Accuracy makes things slower, sure, but the PS2 emulators in question (like Play!) aren’t striving for accuracy. They’re striving just to get the darn thing to run. But there’s only so much accuracy you can trade off when the only thing you’re really being asked to do is push polys. What are you going to do; drop some on the floor?
But actually, something like that might be possible. You know how the mobile port of FFXV looks—same game, lower-detail textures, all the models replaced with re-rendered low-poly versions? It’d totally be possible to build a PS4 (or any other 3D console) emulator that can achieve that effect “automatically.” We already have “HD texture packs” for emulators like Dolphin and Citra. We could have “LQ texture+model packs”, to reduce PS4/3/2-era graphics down to PS1-era graphics. That’d take most of the workload off the emulator, and let basically anything run these games. (And, in theory, you could compute such a pack automatically. For the textures, you’re just downsampling. For the models, 3D-geometry simplification algorithms exist, although they’re not realtime. But you could run them over a whole game’s worth of assets in a couple hours; and so, with disc images in hand, you could stand up a server and work your way through the whole console library over a few months.)
Some of the SNES/NES emulators require a lot of resources (relatively) to run accurately. I wondered if it was the same situation. So yeah it appears the GPU isn't capable.
I do wonder what the performance numbers of the Nintendo Switch vs the RPi 4 would be.

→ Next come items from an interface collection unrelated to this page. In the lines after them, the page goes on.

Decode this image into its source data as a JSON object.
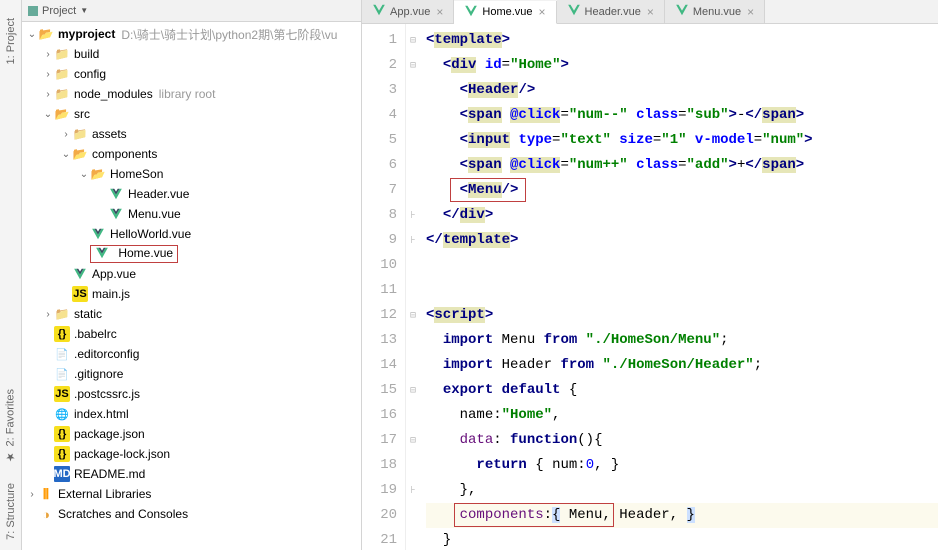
{
  "leftTools": {
    "project": "1: Project",
    "favorites": "2: Favorites",
    "structure": "7: Structure"
  },
  "sidebar": {
    "title": "Project",
    "tree": {
      "root": {
        "name": "myproject",
        "path": "D:\\骑士\\骑士计划\\python2期\\第七阶段\\vu"
      },
      "build": "build",
      "config": "config",
      "nodeModules": {
        "name": "node_modules",
        "hint": "library root"
      },
      "src": "src",
      "assets": "assets",
      "components": "components",
      "homeson": "HomeSon",
      "headerVue": "Header.vue",
      "menuVue": "Menu.vue",
      "helloWorld": "HelloWorld.vue",
      "homeVue": "Home.vue",
      "appVue": "App.vue",
      "mainJs": "main.js",
      "static": "static",
      "babelrc": ".babelrc",
      "editorconfig": ".editorconfig",
      "gitignore": ".gitignore",
      "postcssrc": ".postcssrc.js",
      "indexHtml": "index.html",
      "packageJson": "package.json",
      "packageLock": "package-lock.json",
      "readme": "README.md",
      "extLib": "External Libraries",
      "scratches": "Scratches and Consoles"
    }
  },
  "tabs": {
    "app": "App.vue",
    "home": "Home.vue",
    "header": "Header.vue",
    "menu": "Menu.vue"
  },
  "code": {
    "lines": {
      "1": "1",
      "2": "2",
      "3": "3",
      "4": "4",
      "5": "5",
      "6": "6",
      "7": "7",
      "8": "8",
      "9": "9",
      "10": "10",
      "11": "11",
      "12": "12",
      "13": "13",
      "14": "14",
      "15": "15",
      "16": "16",
      "17": "17",
      "18": "18",
      "19": "19",
      "20": "20",
      "21": "21"
    },
    "l1": {
      "open": "<",
      "tag": "template",
      "close": ">"
    },
    "l2": {
      "open": "<",
      "tag": "div",
      "attr": "id",
      "eq": "=",
      "q": "\"",
      "val": "Home",
      "close": ">"
    },
    "l3": {
      "open": "<",
      "tag": "Header",
      "close": "/>"
    },
    "l4": {
      "open": "<",
      "tag": "span",
      "attr1": "@click",
      "eq": "=",
      "q": "\"",
      "val1": "num--",
      "attr2": "class",
      "val2": "sub",
      "close": ">",
      "text": "-",
      "ctag": "</",
      "close2": ">"
    },
    "l5": {
      "open": "<",
      "tag": "input",
      "attr1": "type",
      "eq": "=",
      "q": "\"",
      "val1": "text",
      "attr2": "size",
      "val2": "1",
      "attr3": "v-model",
      "val3": "num",
      "close": ">"
    },
    "l6": {
      "open": "<",
      "tag": "span",
      "attr1": "@click",
      "eq": "=",
      "q": "\"",
      "val1": "num++",
      "attr2": "class",
      "val2": "add",
      "close": ">",
      "text": "+",
      "ctag": "</",
      "close2": ">"
    },
    "l7": {
      "open": "<",
      "tag": "Menu",
      "close": "/>"
    },
    "l8": {
      "open": "</",
      "tag": "div",
      "close": ">"
    },
    "l9": {
      "open": "</",
      "tag": "template",
      "close": ">"
    },
    "l12": {
      "open": "<",
      "tag": "script",
      "close": ">"
    },
    "l13": {
      "kw": "import",
      "name": "Menu",
      "from": "from",
      "path": "\"./HomeSon/Menu\"",
      "semi": ";"
    },
    "l14": {
      "kw": "import",
      "name": "Header",
      "from": "from",
      "path": "\"./HomeSon/Header\"",
      "semi": ";"
    },
    "l15": {
      "kw1": "export",
      "kw2": "default",
      "brace": "{"
    },
    "l16": {
      "key": "name",
      "colon": ":",
      "val": "\"Home\"",
      "comma": ","
    },
    "l17": {
      "key": "data",
      "colon": ":",
      "fn": "function",
      "paren": "()",
      "brace": "{"
    },
    "l18": {
      "ret": "return",
      "brace": "{",
      "key": "num",
      "colon": ":",
      "val": "0",
      "comma": ",",
      "cbrace": "}"
    },
    "l19": {
      "cbrace": "}",
      "comma": ","
    },
    "l20": {
      "key": "components",
      "colon": ":",
      "brace": "{",
      "m": "Menu",
      "c1": ",",
      "h": "Header",
      "c2": ",",
      "cbrace": "}"
    },
    "l21": {
      "cbrace": "}"
    }
  }
}
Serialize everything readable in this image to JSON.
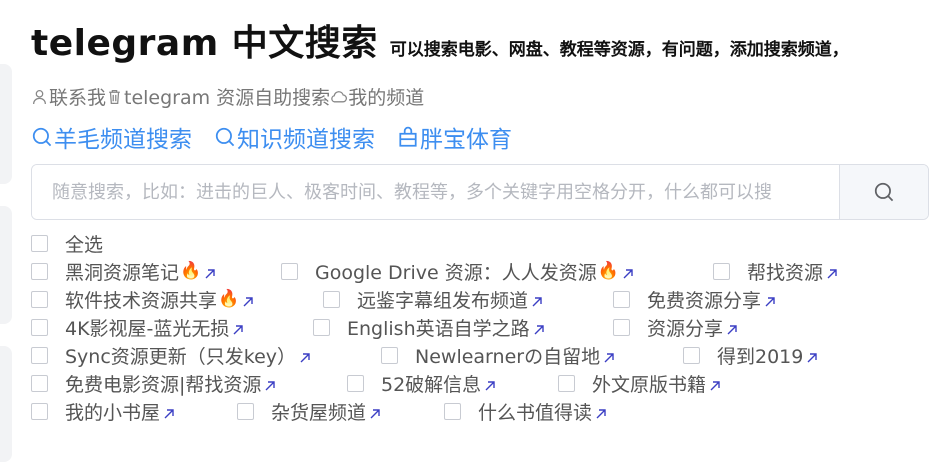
{
  "header": {
    "title": "telegram 中文搜索",
    "subtitle": "可以搜索电影、网盘、教程等资源，有问题，添加搜索频道，"
  },
  "top_links": [
    {
      "label": "联系我",
      "icon": "user-icon"
    },
    {
      "label": "telegram 资源自助搜索",
      "icon": "trash-icon"
    },
    {
      "label": "我的频道",
      "icon": "cloud-icon"
    }
  ],
  "channel_links": [
    {
      "label": "羊毛频道搜索",
      "icon": "search-icon"
    },
    {
      "label": "知识频道搜索",
      "icon": "search-icon"
    },
    {
      "label": "胖宝体育",
      "icon": "bag-icon"
    }
  ],
  "search": {
    "placeholder": "随意搜索，比如：进击的巨人、极客时间、教程等，多个关键字用空格分开，什么都可以搜",
    "value": ""
  },
  "select_all": {
    "label": "全选",
    "checked": false
  },
  "channels": [
    [
      {
        "label": "黑洞资源笔记",
        "fire": true
      },
      {
        "label": "Google Drive 资源：人人发资源",
        "fire": true
      },
      {
        "label": "帮找资源",
        "fire": false
      }
    ],
    [
      {
        "label": "软件技术资源共享",
        "fire": true
      },
      {
        "label": "远鉴字幕组发布频道",
        "fire": false
      },
      {
        "label": "免费资源分享",
        "fire": false
      }
    ],
    [
      {
        "label": "4K影视屋-蓝光无损",
        "fire": false
      },
      {
        "label": "English英语自学之路",
        "fire": false
      },
      {
        "label": "资源分享",
        "fire": false
      }
    ],
    [
      {
        "label": "Sync资源更新（只发key）",
        "fire": false
      },
      {
        "label": "Newlearnerの自留地",
        "fire": false
      },
      {
        "label": "得到2019",
        "fire": false
      }
    ],
    [
      {
        "label": "免费电影资源|帮找资源",
        "fire": false
      },
      {
        "label": "52破解信息",
        "fire": false
      },
      {
        "label": "外文原版书籍",
        "fire": false
      }
    ],
    [
      {
        "label": "我的小书屋",
        "fire": false
      },
      {
        "label": "杂货屋频道",
        "fire": false
      },
      {
        "label": "什么书值得读",
        "fire": false
      }
    ]
  ],
  "fire_glyph": "🔥",
  "colors": {
    "accent": "#3d8ef0",
    "arrow": "#3b3fc4",
    "title": "#111111",
    "muted": "#777777"
  }
}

I think you mean 128mb. Otherwise, that must have been some Pentium system!
I used an RPi2 as a Retroarch (Lakka) box maybe... oh, two years ago or so. At that time, it managed the handful of PSX games I threw at it just fine, which kinda surprised me, but almost no N64 games ran at a playable framerate—only one that really worked was Mario 64, which I gather is one of the best-optimized and lightest-weight games on the system. I didn't try PS2 because PSX was OK but from its performance and how the N64 was doing I figured it didn't have a chance.
16-bit consoles were pretty good. Couldn't run the full-accuracy cores for SNES but that's not surprising. Everything before that 100% fine. Filters (say, for mimicking a CRT) weren't feasible on the hardware, beyond the simplest ones.
The software's gotten a bit better—I think the Rarch team has done some major work pushing more of the computation of later emulator cores, like N64 and up, onto the graphics chip instead of the CPU—so I'm not sure how the RPi2 would fare now.
The only benchmark I can find compares the RPi4 to the RPi3, not the 2, and the 4's single-core performance measures 3-5x better than the 3 (wow!) so I'm going to answer your question with a very confident probably, pending actually trying it.
The state of emulation has come a long way since then, but still, that was a "desktop replacement" rig back in the day. I don't know how well a Pi can pull that off.
The PS2 architecture was famously a pain in the butt to program for, to boot.